Of all the dire humanitarian crises worldwide, conditions in Yemen are worst of all.
Its people are devastated by US/Saudi aggression ongoing since March 2015, a raging cholera epidemic, untreated diseases, along with blockade-created severe malnutrition and starvation, young children and infants affected most.
Concluding his five-day visit to the country, UN head of humanitarian affairs and emergency relief Mark Lowcock said:
He came to the country “to better understand the deteriorating humanitarian crisis, including the fastest-growing cholera epidemic the world has ever seen, the world’s largest food insecurity and conditions of widespread population displacement.”
“It’s been shocking to see the terrible impact of this man-made conflict.”
“The UN calls on all parties…to uphold the highest standards of international humanitarian law and respect human rights with respect to everyone, including detainees and journalists” – a futile request, ignored by Washington, Riyadh and their imperial allies, in Yemen and everywhere else.
Civilians suffer most in all wars. Saudi terror-bombing indiscriminately massacres Yemenis. The official death toll claim far understands the true numbers – tens of thousands devastated by two-and-a-half years of war without mercy, compounded by blockade.
A World Health Organization (WHO) snapshot of conditions at Yemen’s Al-Jumboori hospital showed how it struggles to perform vital medical treatment with ongoing war raging, saying:
“Many patients…struggle to access proper medical treatment. They flock to the overwhelmed and crumbling Al-Jumhoori hospital, the only public referral hospital in Sa’ada, 240km from Sana’a, in search of care.”
Key infrastructure was damaged or destroyed, residential neighborhoods, schools, marketplaces, hospitals and other medical facilities terror-bombed.
Remaining facilities face “serious shortages of medicines, medical supplies and specialized doctors,” Al-Jumhoori hospital director Dr. Mohammed Hajar explained, adding:
“Our operational funding has been cut off so we have reduced the health services to an absolute minimum.
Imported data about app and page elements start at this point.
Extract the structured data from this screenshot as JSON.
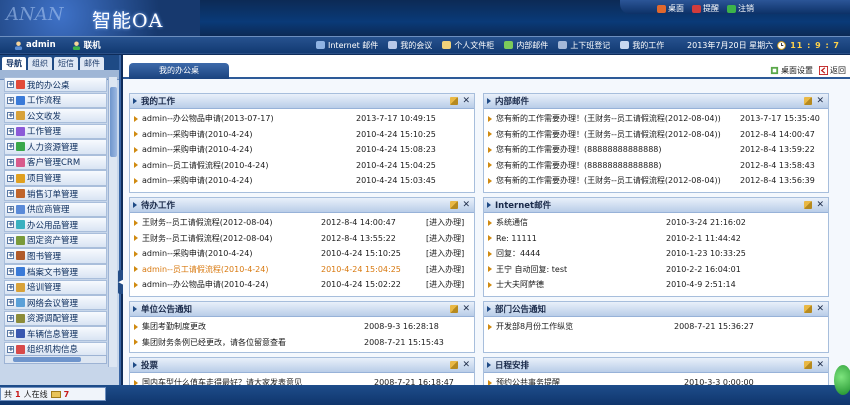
{
  "brand": {
    "deco": "ANAN",
    "name": "智能OA"
  },
  "top_links": [
    {
      "label": "桌面",
      "icon": "desktop-icon",
      "color": "#e0682d"
    },
    {
      "label": "提醒",
      "icon": "reminder-icon",
      "color": "#d23c3c"
    },
    {
      "label": "注销",
      "icon": "logout-icon",
      "color": "#3cb34a"
    }
  ],
  "user": {
    "name": "admin",
    "status": "联机"
  },
  "nav": [
    {
      "label": "Internet 邮件",
      "icon": "internet-mail-icon"
    },
    {
      "label": "我的会议",
      "icon": "meeting-icon"
    },
    {
      "label": "个人文件柜",
      "icon": "file-cabinet-icon"
    },
    {
      "label": "内部邮件",
      "icon": "internal-mail-icon"
    },
    {
      "label": "上下班登记",
      "icon": "attendance-icon"
    },
    {
      "label": "我的工作",
      "icon": "my-work-icon"
    }
  ],
  "datetime": {
    "date": "2013年7月20日 星期六",
    "clock": "11 : 9 : 7"
  },
  "sidebar": {
    "tabs": [
      "导航",
      "组织",
      "短信",
      "邮件"
    ],
    "items": [
      {
        "label": "我的办公桌",
        "color": "#e24a3a"
      },
      {
        "label": "工作流程",
        "color": "#3a7ad8"
      },
      {
        "label": "公文收发",
        "color": "#d8a23a"
      },
      {
        "label": "工作管理",
        "color": "#8c5ad8"
      },
      {
        "label": "人力资源管理",
        "color": "#3aa84a"
      },
      {
        "label": "客户管理CRM",
        "color": "#d85a8c"
      },
      {
        "label": "项目管理",
        "color": "#e0a020"
      },
      {
        "label": "销售订单管理",
        "color": "#c0642a"
      },
      {
        "label": "供应商管理",
        "color": "#5a8ad8"
      },
      {
        "label": "办公用品管理",
        "color": "#3ab0c0"
      },
      {
        "label": "固定资产管理",
        "color": "#7a9a3a"
      },
      {
        "label": "图书管理",
        "color": "#b05a2a"
      },
      {
        "label": "档案文书管理",
        "color": "#3a7ad8"
      },
      {
        "label": "培训管理",
        "color": "#d8a23a"
      },
      {
        "label": "网络会议管理",
        "color": "#5aa0d8"
      },
      {
        "label": "资源调配管理",
        "color": "#8c8c3a"
      },
      {
        "label": "车辆信息管理",
        "color": "#3a58b0"
      },
      {
        "label": "组织机构信息",
        "color": "#d84a4a"
      }
    ]
  },
  "main": {
    "tab": "我的办公桌",
    "desktop_settings": "桌面设置",
    "back": "返回",
    "portals": {
      "my_work": {
        "title": "我的工作",
        "rows": [
          {
            "text": "admin--办公物品申请(2013-07-17)",
            "date": "2013-7-17 10:49:15"
          },
          {
            "text": "admin--采购申请(2010-4-24)",
            "date": "2010-4-24 15:10:25"
          },
          {
            "text": "admin--采购申请(2010-4-24)",
            "date": "2010-4-24 15:08:23"
          },
          {
            "text": "admin--员工请假流程(2010-4-24)",
            "date": "2010-4-24 15:04:25"
          },
          {
            "text": "admin--采购申请(2010-4-24)",
            "date": "2010-4-24 15:03:45"
          }
        ]
      },
      "internal_mail": {
        "title": "内部邮件",
        "rows": [
          {
            "text": "您有新的工作需要办理！(王财务--员工请假流程(2012-08-04))",
            "date": "2013-7-17 15:35:40"
          },
          {
            "text": "您有新的工作需要办理！(王财务--员工请假流程(2012-08-04))",
            "date": "2012-8-4 14:00:47"
          },
          {
            "text": "您有新的工作需要办理！(88888888888888)",
            "date": "2012-8-4 13:59:22"
          },
          {
            "text": "您有新的工作需要办理！(88888888888888)",
            "date": "2012-8-4 13:58:43"
          },
          {
            "text": "您有新的工作需要办理！(王财务--员工请假流程(2012-08-04))",
            "date": "2012-8-4 13:56:39"
          }
        ]
      },
      "todo": {
        "title": "待办工作",
        "rows": [
          {
            "text": "王财务--员工请假流程(2012-08-04)",
            "date": "2012-8-4 14:00:47",
            "action": "[进入办理]",
            "orange": false
          },
          {
            "text": "王财务--员工请假流程(2012-08-04)",
            "date": "2012-8-4 13:55:22",
            "action": "[进入办理]",
            "orange": false
          },
          {
            "text": "admin--采购申请(2010-4-24)",
            "date": "2010-4-24 15:10:25",
            "action": "[进入办理]",
            "orange": false
          },
          {
            "text": "admin--员工请假流程(2010-4-24)",
            "date": "2010-4-24 15:04:25",
            "action": "[进入办理]",
            "orange": true
          },
          {
            "text": "admin--办公物品申请(2010-4-24)",
            "date": "2010-4-24 15:02:22",
            "action": "[进入办理]",
            "orange": false
          }
        ]
      },
      "internet_mail": {
        "title": "Internet邮件",
        "rows": [
          {
            "text": "系统通信",
            "date": "2010-3-24 21:16:02"
          },
          {
            "text": "Re: 11111",
            "date": "2010-2-1 11:44:42"
          },
          {
            "text": "回复：4444",
            "date": "2010-1-23 10:33:25"
          },
          {
            "text": "王宁 自动回复: test",
            "date": "2010-2-2 16:04:01"
          },
          {
            "text": "士大夫阿萨德",
            "date": "2010-4-9 2:51:14"
          }
        ]
      },
      "unit_notice": {
        "title": "单位公告通知",
        "rows": [
          {
            "text": "集团考勤制度更改",
            "date": "2008-9-3 16:28:18"
          },
          {
            "text": "集团财务条例已经更改，请各位留意查看",
            "date": "2008-7-21 15:15:43"
          }
        ]
      },
      "dept_notice": {
        "title": "部门公告通知",
        "rows": [
          {
            "text": "开发部8月份工作纵览",
            "date": "2008-7-21 15:36:27"
          }
        ]
      },
      "vote": {
        "title": "投票",
        "rows": [
          {
            "text": "国内车型什么值车走得最好？请大家发表意见",
            "date": "2008-7-21 16:18:47"
          }
        ]
      },
      "schedule": {
        "title": "日程安排",
        "rows": [
          {
            "text": "预约公共事务提醒",
            "date": "2010-3-3 0:00:00"
          }
        ]
      }
    }
  },
  "status": {
    "prefix": "共",
    "online_count": "1",
    "online_suffix": "人在线",
    "mail_count": "7"
  },
  "colors": {
    "nav_blue": "#123a72",
    "accent_orange": "#d8780e",
    "link_red": "#c02020"
  }
}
In addition to the shortage of basic specialties, the hospital lacks ophthalmologists, obstetricians, gynecologists and cardiologists.”
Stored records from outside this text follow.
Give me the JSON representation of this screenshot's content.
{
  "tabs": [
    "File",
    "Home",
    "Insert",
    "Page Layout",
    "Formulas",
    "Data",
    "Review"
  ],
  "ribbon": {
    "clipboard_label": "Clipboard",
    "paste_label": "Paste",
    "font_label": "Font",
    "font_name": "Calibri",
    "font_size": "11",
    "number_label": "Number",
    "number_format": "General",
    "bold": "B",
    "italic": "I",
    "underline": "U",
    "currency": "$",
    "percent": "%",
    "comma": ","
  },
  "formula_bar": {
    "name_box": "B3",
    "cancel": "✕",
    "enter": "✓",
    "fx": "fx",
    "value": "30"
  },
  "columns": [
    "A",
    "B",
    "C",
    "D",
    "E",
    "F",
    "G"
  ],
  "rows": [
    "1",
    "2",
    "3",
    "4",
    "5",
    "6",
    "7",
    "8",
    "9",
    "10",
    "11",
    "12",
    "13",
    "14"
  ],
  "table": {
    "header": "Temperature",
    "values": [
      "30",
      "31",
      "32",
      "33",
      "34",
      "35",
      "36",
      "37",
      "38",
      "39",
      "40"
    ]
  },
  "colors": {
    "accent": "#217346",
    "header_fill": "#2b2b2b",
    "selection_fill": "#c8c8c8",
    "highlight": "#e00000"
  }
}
Still, medical staff treat endless numbers of sick and wounded patients, many with life-threatening conditions given the dire state of things.
Emergency room head Dr. Abdulla Al-Mawsemi said the facility “receives around 50 cases every day and sometimes the number rises to 70 – 80 cases, especially following sudden bombings.”
“The place is usually crowded here, while the equipment, doctors and medicines are not sufficient to deal with the patients who are too poor to pay for medicines and health services in private health facilities.”
“Due to the huge gap in the number of doctors and health workers, we have to work for such long hours that we are suffering from psychological pressure and muscle strain.”
Ambulance drivers risk their lives to help save people. Some are killed in the line of duty.
The WHO provides some aid to functioning Yemeni hospitals and clinics. It’s woefully inadequate given the scale of conflict devastating the country.
The entire population faces slow-motion genocide. US/Saudi ggression against the Yemeni people shows no signs of ending.